Nearly three-quarters of Barnet's schools were due to close or partially close today because of teachers striking over below-inflation pay increases.
Seventy-five of the borough's 106 state schools are affected by the National Union of Teachers (NUT) strike, with 30 being forced to cancel all lessons.
The first national teachers' strike for 21 years will hit an estimated 3,346 schools across the country.
Friern Barnet School, in Hemington Avenue, is one of the 45 schools to partially close after a third of its staff decided to stay away.
Headteacher Jeremy Turner said health and safety considerations forced him to cancel classes for Years 7 to 10, but he said he was not opposed to the strike.
He said: "Teaching is a profession and we want teachers to be paid a professional rate. It all comes down to whether you believe strike action is an effective method for enacting change or not.
"As headteacher, I need to balance the right of my colleagues to strike and the right of students to learn."
Tim Harrison, NUT secretary for London, said the strike was more important for Barnet than other areas of the country because the borough needed to attract teachers away from central London.
He said: "It is a national campaign but the impact of declining salaries is always greater in outer London than elsewhere.
"Barnet is as expensive a place to live in as central London, but less attractive to youngsters straight out of university. Only five years ago we had a severe teacher shortage here."
The strike is in response to a pay increase of 2.45 per cent rise this year, with a further rise of 2.3 per cent in 2009 and 2010. The NUT wants pay rises equivalent to the rate of inflation, which is currently 4.1 per cent under the retail price index (RPI).
Three-quarters of NUT members voted in favour of industrial action, on a 32 per cent turnout. This represents about a tenth of teachers in England and Wales.
The day off will be welcomed by many students, but not all were happy with the closures.
Year 9 pupil Harry Ford, from Mount Grace School, in Church Road, Potters Bar, said: "I want my education to stay focused and, if we end up not coming into school, it's us students who will be affected."
Hendon's Labour MP, Andrew Dismore, said: "The NUT should be negotiating, not striking.
"They are clearly doing it in the period before an election to blackmail the Government into giving them what they want. The Government needs to keep inflation under control and cannot spend money it doesn't have."

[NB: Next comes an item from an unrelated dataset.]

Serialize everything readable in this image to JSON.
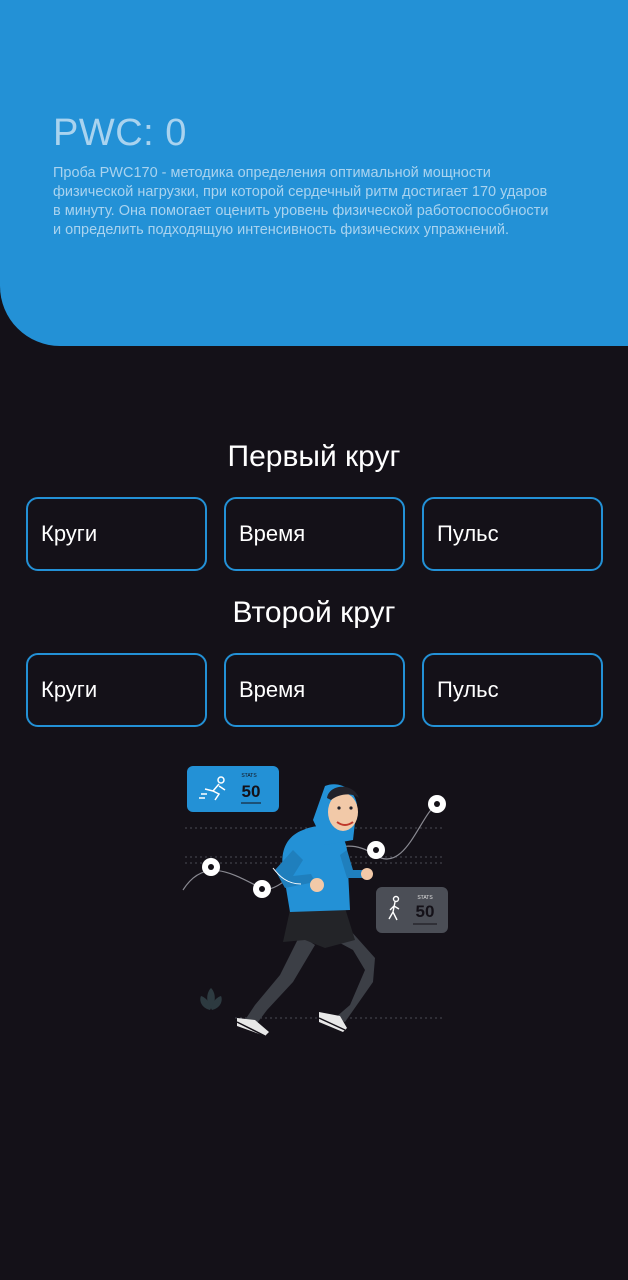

Labour MP for Finchley and Golders Green, Rudi Vis, said he did not object to the strike.
He added: "This is about pay and conditions. The Government has done a great deal but it has not done enough. It is time we paid particular attention to these people and the service they provide."
Lecturers and academic managers in the University and College Lecturers Union (UCU) will be forming picket lines at Barnet College sites in Wood Street, High Barnet; North London Business Park, Oakleigh Road South; and Grahame Park Way, Hendon, in an attempt to bridge the pay gap with schoolteachers. Lecturers' average pay is around six per cent less than equivalent teachers.